Features: Optimized for NAS with AgileArray. AgileArray enables dual-plane balancing and RAID optimization in multi-bay environments, with the most advanced power management possible.
Actively protect your NAS with IronWolf Health Management focusing on prevention, intervention, and recovery.
High performance means no lag time or downtime for users during workload traffic for the NAS.
Hard drives are the central storage device for data on your computer. On it rests the documents you create, the music you listen to, the games you play and the video you view. You'll want to choose a drive which is optimized for your primary purpose.
There are a few main things to consider when selecting a hard drive: internal or external hard drive, connection type, speed and capacity. Whether you call it a Hard Drive, a Hard Disk, or an HDD, budget permitting, always go for the fastest drive you can. Speed of data access is measured using RPMs (revolutions per minute). Typical drives range from 5400 to 7200 ROM, with more and more 9600 RPM drive appearing on the scene. A faster rotational speed means greater performance, especially in games, but may cause greater heat and noise.
The capacity, measured in GB (gigabytes), should depend on your own storage requirements. A higher capacity drive will invariably cost more than a smaller drive, so a balance must usually be struck between capacity and cost.
The hard drive interface, whether it's IDE, SATA, or SCSI determine a drive's application: IDE and SATA for personal storage and SCSI for enterprise and mission critical storage. Please see our Internal Hard Drive Buying Guide for more information.
Whether you call it "Advanced Technology Attachment" or "Integrated Drive Electronics", the name given to it by Western Digital, this connection method has the drive controller integrated into the drive, rather than connected to the motherboard. They can communicate at up to 133 MB/s.
SATA 1.5 Gbit/s
First-generation SATA interfaces, also known as SATA/150 or unofficially as SATA 1, communicate at a rate of 150MB/s or 1.5 Gbit/s.
SATA 3.0 Gbit/s
Soon after SATA 1.5 Gbit/s introduction a number of shortcomings were observed.
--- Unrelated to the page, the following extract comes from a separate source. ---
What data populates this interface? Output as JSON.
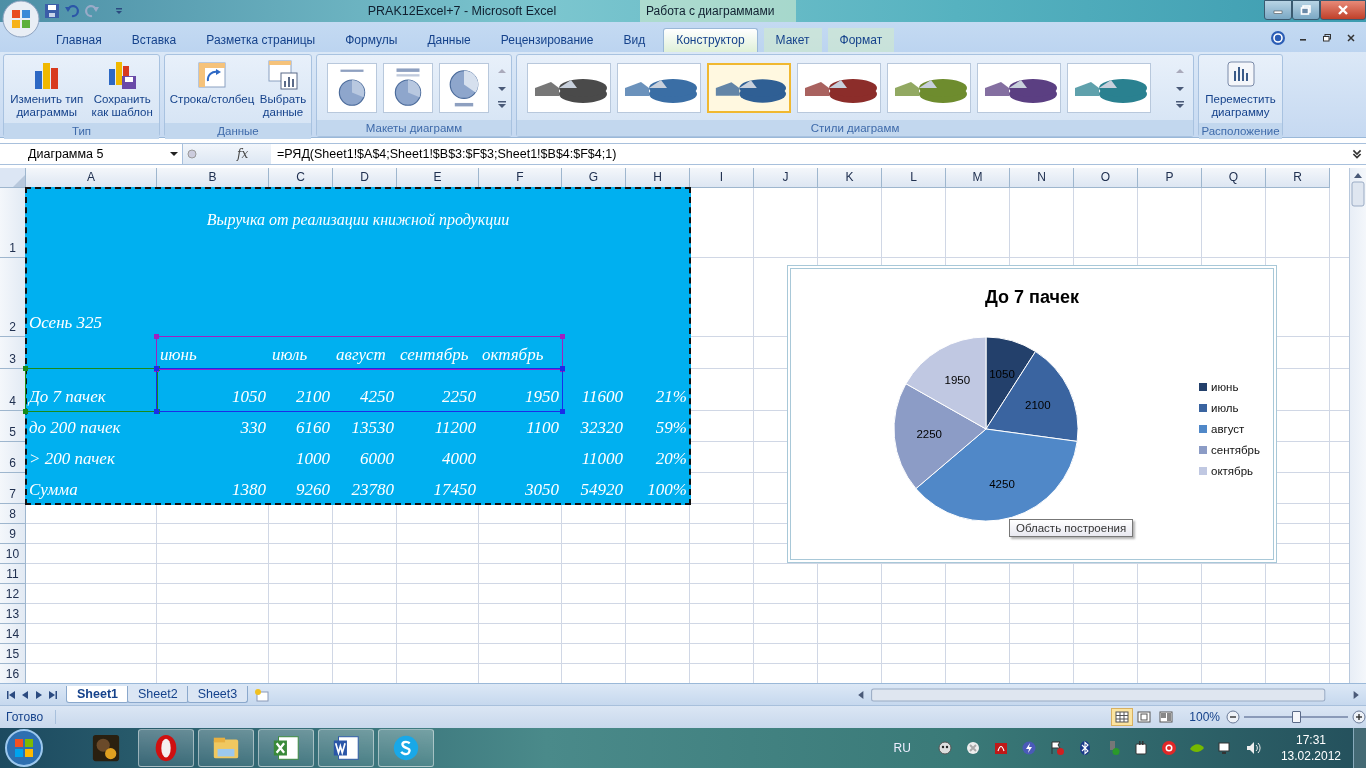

This feature, Native Command Queuing (NCQ), was adopted as an optional supported feature for SATA 1.5 Gbit/s and SATA 3.0 Gbit/s devices.
SATA 3.0 Gbit/s is designed to fall back to SATA 1.5 Gbit/s when in communication with these older devices. In practice, some older SATA controllers do not properly implement SATA speed negotiation. SATA cables are less expensive and more compact than for ATA.
With the introduction of SATA, convention ATA is sometimes called Parallel ATA (PATA), which refers to the method in which the data travels over the wires.
Cables and Connectors for SATA Devices
Connectors and Cables are the same for either generation. They are used on 3.5-in SATA hard disks for desktop and server computers and 2.5-in disks for laptop or small computers.
SCSI (Small Computer System Interface)
Actually a variety of interfaces ranging from Narrow SCSI at 40Mb/s to Ultra-640 SCSI at 5120Mb/s may be substantially more expensive than other connections, but it offers a wider range of connection and device possibilities. Frequently SCSI connections may be found in higher-speed disks, up to 15000 RPM.